Published October 12, 2007 in the Arizona Jewish Post.
When Tatyana Nemenman’s family left Kiev in 1992, fleeing anti-Semitism and the Chernobyl disaster, they arrived in Tucson to find welcome balloons at the airport and an apartment with a fully stocked refrigerator. Barred from attending university in the former Soviet Union, Nemenman enrolled in a pre-med program at Pima Community College with the help of Jewish Family & Children’s Service of Southern Arizona. When her grandmother passed away, JFCS made funeral arrangements and organized a celebration of her life. “The first couple of years,” says Nemenman, “without JFCS, we would not have survived. They were so warm, so welcoming.”
Through a partnership with the national Hebrew Immigrant Aid Society (HIAS), JFCS helped resettle more than 2,000 refugees within the past 18 years. The resettlement program provided language instruction, citizenship application, housing, skills-building and job placement, and assistance with the adjustment to life in American society. Often, volunteers opened their homes to the new immigrants. The job placement program boasted a 94 percent success rate.
Within recent years, the resettlement program faced an uphill battle in reconciling dwindling funds with the rising cost of services. In the aftermath of 9/11, the reduction in number of refugees allowed into the country drastically reduced the federal funds upon which the program relied. The agency now faced a heartbreaking decision: continue to provide services at a far lower quality level, or end the program altogether. After lengthy deliberation, JFCS concluded that if the agency was unable to render the quality of service it felt clients deserved, the program would have to be disbanded.
Staff and volunteers express a mixture of pride in the program’s achievements and sorrow over its inability to remain operable. Carol Sack, chief development officer at JFCS, says, “We have been honored and privileged to have participated in refugee resettlement throughout the years we’ve been doing it. It was with great regret that we made this very hard decision.”
CEO Lois Manowitz shares the sentiment. “The agency made a very difficult, painful decision to no longer do refugee resettlement, but we are extraordinarily proud of the program’s history.” She describes the program as “the fulfillment of one of the best Jewish values upon which our mission was based: tikkun olam, or repairing the world.”
The resettlement program leaves behind a long and diverse legacy. Initially, the program aided Jewish immigrants fleeing the former Soviet Union. When these immigrants stopped coming, JFCS extended its services to non-Jewish refugees from Bosnia, Burma, Somalia, Sudan, Ethiopia, Liberia, and Burundi.

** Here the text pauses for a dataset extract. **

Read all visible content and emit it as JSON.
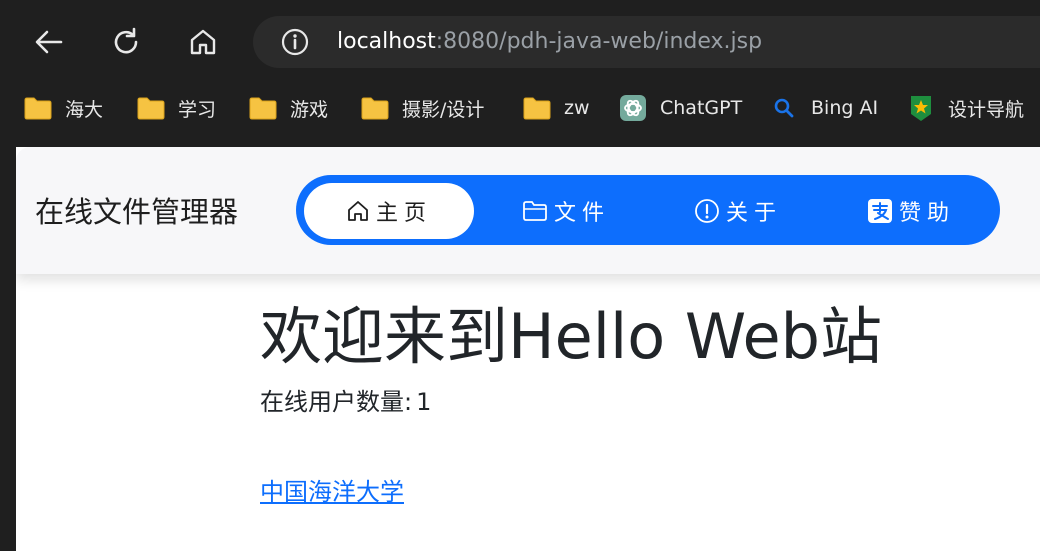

Recently, JFCS has devoted many of its services to the Lost Boys of Sudan, who walked hundreds of miles to escape civil war. Among them is 22-year-old Bior Keech, a business economics senior at the University of Arizona. At 17, Bior began the long, treacherous journey that brought him first to Kenya, and eventually to Tucson. Of the resettlement program, he recalls, “It was great. They really welcomed us.” He remembers the volunteers with special fondness. “They were one of the things that made our experience a lot better,” he says, during the initial culture shock of coming to the United States. Bior plans to attend graduate school, and to use his education to help improve the economic situation in Sudan as well as to educate Americans about the country’s plight.
Among the volunteers who helped Bior is Jill Rich, who has volunteered for all of the program’s 18 years and has mentored 94 refugees. Rich was immediately captivated by the story of the Lost Boys and has worked intensively with them. She and her husband, Jim, have hosted many of the Lost Boys in their home, leading her to become known as “the ‘mom’ of the group.” For the last six years, Rich reports, “we’ve had a full house.” At first, the Lost Boys’ rural background meant little familiarity with modern technology. Painstakingly, the young men had to learn how to use the stove, refrigerator and can opener — not to mention the computer. None of these challenges stymied them in their desire for an education, and many have achieved outstanding academic success.
While no longer accepting new refugees as of this month, the program continues to work with its current clients while transitioning them to other agencies. Although the program is drawing to a close, the relationships forged between staff, volunteers and the refugees continue to have a lasting impact. Like many volunteers, Rich keeps in touch with her former clients. “They’re very much a part of what I’ll always do,” she says.
Valerie Saturen received her M.A. in Near Eastern Studies from the University of Arizona in 2007. She lives in Tucson.